I know you'll keep what I have to say under your hat. You'll find your hat, at times, atop your head. That's the place where your eyes are, where you see from. Breathe from.
(Pause for effect.)
Oh well. Nobody around here ever did get my jokes. The sportswriters used to have those same looks on their faces whenever I made a crack. The wittier it was, the more incredulous everybody got. And no, I won't define that word for you.
The sportswriters liked to say that I was known for my dry wit. Their excuse for not getting it. But let me tell you: These last few days, I've been about as dry as the Atlantic (Ocean). That's because I'm retiring. Stepping down. Pulling out. Leaving you with a new coach next season. Just like Coach Smith did three years ago (see your basketball orientation video, "The Zeus of Chapel Hill" segment, for further details).
Believe me: I'd rather not retire. Rather coach every one of you through your entire Carolina careers and rake in a few more million from Nike while I'm at it (much of which I would donate, as always, to the university library, which you really should visit next time you're on campus). But I'd rather not keel over in the middle of a game next season, either. I'll do my keeling over in the privacy of my home, if it's all right with you.

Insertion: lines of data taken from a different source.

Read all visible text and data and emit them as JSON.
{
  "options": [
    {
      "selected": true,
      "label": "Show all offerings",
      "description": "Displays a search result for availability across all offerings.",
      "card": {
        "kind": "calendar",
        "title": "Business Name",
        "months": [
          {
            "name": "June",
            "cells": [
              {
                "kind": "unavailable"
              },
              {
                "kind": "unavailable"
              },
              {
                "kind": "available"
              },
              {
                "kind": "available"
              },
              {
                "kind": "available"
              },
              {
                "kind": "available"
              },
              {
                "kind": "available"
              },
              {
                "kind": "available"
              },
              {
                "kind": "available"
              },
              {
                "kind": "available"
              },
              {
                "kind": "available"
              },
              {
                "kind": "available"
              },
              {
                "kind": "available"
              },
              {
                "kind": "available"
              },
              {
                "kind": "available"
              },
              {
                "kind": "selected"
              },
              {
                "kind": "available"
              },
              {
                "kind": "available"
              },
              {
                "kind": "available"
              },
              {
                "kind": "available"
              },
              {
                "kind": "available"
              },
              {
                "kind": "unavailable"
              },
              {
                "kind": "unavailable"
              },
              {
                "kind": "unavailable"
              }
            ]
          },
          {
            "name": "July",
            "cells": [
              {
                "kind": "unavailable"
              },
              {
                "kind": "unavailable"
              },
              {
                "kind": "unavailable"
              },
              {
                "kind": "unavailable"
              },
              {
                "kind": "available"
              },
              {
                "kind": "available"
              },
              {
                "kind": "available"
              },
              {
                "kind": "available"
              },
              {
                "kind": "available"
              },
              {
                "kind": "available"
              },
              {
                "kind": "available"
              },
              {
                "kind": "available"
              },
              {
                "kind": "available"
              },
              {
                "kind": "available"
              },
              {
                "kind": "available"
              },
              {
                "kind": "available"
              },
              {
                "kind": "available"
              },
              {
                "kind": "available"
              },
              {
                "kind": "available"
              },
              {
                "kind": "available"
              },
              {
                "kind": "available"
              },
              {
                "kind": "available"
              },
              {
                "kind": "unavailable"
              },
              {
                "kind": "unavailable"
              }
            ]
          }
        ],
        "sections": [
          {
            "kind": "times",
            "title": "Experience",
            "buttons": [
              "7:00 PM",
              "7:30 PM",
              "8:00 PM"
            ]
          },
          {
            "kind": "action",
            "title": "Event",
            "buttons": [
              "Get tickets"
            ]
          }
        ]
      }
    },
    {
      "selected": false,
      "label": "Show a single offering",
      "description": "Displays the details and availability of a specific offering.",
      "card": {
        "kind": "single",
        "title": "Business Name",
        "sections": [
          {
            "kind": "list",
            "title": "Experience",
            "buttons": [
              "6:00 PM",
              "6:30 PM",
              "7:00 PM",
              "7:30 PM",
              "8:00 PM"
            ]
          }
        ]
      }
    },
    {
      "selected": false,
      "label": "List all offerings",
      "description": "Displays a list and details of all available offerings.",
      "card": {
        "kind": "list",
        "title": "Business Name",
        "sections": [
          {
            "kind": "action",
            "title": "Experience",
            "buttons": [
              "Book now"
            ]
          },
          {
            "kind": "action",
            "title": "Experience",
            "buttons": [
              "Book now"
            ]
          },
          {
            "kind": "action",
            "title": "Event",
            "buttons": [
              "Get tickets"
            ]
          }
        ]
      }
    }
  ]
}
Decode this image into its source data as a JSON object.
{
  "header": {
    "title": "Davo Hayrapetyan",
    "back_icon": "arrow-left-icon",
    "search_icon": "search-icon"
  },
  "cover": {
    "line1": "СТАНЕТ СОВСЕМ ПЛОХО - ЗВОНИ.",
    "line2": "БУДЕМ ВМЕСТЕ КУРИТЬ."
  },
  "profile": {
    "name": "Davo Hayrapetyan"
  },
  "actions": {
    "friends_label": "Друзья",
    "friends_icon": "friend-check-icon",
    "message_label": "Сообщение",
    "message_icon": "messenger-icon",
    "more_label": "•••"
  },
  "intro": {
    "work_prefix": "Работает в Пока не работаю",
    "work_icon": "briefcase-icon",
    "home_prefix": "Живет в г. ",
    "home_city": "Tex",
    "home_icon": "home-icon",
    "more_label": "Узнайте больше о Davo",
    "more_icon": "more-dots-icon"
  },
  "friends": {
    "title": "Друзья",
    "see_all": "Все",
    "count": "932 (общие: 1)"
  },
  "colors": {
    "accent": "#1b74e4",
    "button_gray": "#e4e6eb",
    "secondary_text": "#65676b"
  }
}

I've always been a teacher at heart, you know. Grew up in Parsons, Kan., son of a school superintendent, and hoped I'd get back to Parsons to teach high-school math and coach a little basketball. That was my dream. And that's one thing you can learn from me today: Stick to your dream. I didn't, and half the state of North Carolina has spent the last two years wishing I had.
Last year, some of you might recall, I told you after every loss that I believed in you. I said it with conviction. You knew I meant it. There's a lesson in this, too. It's called pragmatism. You don't have to be a math teacher to put two and two together, right? Now, does this add up: The coach believes in you after you've just gotten blown off your home court by Florida State? See, I was being pragmatic. Had no choice but to convince you that I believed in you. And you know what happened: After you heard it 13 times, you fell for it. Beat Stanford, got to the Final Four, shut everybody up temporarily, all because of pragmatism.
But what I came to say was this: Pragmatism aside, I really do believe in you guys. I will always be there for you, long as I'm kicking. You'll have a great season this year, and the next, no matter what member of the Carolina family replaces me as your coach. Just remember the other thing I kept telling you last year: Forget about the fans. Unless you're winning, there are no Carolina fans (see orientation video, "The Carolina Fan: A Contradiction in Terms" segment). Play for each other. Play with each other. And don't take that last bit of advice too seriously.
Didn't get that one either? Well, I love you anyway. Each and every one of you. And please, again, keep these remarks confidential. I know you will. You've never been anything but professionals.